- ACTIVITY
Find the number of lines below in which the word "this" appears, and write that number only.

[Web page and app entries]

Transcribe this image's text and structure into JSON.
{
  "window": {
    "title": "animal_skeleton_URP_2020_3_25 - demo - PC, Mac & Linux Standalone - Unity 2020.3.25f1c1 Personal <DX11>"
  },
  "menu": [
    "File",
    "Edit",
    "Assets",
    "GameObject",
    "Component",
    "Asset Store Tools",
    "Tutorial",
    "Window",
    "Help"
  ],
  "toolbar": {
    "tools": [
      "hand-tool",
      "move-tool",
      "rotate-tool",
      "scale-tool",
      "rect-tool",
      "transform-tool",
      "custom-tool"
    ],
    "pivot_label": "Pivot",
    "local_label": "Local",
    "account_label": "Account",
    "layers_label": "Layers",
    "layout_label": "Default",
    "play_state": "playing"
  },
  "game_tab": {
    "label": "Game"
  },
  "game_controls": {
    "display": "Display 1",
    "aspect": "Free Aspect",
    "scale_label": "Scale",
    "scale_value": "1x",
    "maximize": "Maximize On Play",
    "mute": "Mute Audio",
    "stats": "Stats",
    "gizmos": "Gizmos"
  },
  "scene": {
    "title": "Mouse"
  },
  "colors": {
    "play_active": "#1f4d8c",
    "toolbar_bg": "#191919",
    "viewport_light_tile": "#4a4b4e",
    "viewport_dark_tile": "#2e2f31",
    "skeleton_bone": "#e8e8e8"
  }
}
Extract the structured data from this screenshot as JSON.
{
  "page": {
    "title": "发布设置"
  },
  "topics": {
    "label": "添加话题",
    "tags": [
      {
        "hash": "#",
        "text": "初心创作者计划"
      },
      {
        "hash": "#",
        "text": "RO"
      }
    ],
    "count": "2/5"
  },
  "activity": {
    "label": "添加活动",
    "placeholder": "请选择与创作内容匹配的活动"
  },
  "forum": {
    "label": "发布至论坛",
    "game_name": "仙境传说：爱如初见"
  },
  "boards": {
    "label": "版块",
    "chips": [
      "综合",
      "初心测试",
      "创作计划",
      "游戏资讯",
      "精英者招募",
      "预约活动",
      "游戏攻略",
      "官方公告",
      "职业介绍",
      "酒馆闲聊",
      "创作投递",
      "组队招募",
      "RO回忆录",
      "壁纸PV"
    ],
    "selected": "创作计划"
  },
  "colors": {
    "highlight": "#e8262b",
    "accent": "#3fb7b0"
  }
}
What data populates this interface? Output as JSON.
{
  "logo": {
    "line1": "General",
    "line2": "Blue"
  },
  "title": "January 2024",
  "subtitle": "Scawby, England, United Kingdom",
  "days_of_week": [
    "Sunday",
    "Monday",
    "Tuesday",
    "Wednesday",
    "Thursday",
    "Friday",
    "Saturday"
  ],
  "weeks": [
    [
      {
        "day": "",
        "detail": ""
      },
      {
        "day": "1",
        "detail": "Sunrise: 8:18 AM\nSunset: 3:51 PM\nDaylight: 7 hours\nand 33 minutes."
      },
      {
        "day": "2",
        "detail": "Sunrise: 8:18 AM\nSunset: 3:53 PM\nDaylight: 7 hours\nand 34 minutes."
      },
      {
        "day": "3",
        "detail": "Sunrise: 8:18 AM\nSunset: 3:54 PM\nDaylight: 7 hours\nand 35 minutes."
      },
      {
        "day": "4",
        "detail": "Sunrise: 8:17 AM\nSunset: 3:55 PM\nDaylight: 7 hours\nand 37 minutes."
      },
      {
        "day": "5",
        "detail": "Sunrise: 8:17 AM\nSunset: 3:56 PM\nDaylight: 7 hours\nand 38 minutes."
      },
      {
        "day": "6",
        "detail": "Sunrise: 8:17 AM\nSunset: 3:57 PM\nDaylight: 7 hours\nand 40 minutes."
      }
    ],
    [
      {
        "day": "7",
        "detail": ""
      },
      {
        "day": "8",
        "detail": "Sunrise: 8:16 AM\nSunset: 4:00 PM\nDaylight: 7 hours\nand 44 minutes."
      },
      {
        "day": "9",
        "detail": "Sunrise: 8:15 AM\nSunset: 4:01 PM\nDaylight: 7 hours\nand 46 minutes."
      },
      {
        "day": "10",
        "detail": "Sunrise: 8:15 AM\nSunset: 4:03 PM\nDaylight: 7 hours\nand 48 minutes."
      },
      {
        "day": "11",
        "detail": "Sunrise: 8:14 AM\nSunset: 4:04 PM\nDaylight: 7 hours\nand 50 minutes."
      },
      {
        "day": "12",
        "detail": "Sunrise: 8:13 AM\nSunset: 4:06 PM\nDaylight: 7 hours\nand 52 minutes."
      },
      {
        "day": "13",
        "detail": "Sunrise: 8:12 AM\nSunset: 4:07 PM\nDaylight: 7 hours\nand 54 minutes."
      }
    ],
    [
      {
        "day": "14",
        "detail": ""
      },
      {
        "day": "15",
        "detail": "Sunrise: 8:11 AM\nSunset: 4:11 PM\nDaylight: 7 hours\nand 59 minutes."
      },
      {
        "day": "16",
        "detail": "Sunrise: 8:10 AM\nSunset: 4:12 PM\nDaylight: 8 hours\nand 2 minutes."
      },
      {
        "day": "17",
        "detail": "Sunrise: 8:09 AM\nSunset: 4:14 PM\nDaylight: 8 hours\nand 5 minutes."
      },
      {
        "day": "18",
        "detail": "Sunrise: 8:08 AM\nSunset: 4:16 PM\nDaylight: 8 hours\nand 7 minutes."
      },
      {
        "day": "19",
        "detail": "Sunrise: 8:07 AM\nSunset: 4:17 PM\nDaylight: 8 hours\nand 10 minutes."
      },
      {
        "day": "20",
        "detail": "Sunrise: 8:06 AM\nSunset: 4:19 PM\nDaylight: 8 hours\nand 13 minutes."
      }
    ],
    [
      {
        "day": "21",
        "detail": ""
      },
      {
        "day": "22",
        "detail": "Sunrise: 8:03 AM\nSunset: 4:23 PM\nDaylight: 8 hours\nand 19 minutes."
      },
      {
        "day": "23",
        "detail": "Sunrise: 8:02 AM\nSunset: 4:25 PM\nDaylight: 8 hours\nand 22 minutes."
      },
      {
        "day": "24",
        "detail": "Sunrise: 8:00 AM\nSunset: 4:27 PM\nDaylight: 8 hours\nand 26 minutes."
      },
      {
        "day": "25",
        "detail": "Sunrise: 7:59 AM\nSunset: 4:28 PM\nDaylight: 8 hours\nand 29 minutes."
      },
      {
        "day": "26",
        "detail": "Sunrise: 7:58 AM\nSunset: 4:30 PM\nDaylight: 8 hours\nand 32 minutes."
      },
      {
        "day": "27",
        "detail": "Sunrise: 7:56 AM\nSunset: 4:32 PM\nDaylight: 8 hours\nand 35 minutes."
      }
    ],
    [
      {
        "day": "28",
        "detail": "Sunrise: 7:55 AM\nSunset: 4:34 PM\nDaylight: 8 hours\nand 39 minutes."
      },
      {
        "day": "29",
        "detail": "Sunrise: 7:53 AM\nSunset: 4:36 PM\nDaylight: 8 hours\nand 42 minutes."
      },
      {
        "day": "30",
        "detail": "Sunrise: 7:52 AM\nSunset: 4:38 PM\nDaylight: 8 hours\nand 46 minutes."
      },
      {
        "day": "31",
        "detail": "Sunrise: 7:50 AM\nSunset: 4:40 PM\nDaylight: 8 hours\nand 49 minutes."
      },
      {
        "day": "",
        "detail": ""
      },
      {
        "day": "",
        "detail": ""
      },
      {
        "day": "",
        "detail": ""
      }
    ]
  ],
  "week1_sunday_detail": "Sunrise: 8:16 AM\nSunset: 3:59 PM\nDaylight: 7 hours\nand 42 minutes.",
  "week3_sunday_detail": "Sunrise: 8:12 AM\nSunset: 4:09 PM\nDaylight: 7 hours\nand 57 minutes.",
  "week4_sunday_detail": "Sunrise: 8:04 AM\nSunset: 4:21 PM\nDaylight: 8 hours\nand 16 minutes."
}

- OUTPUT BELOW
3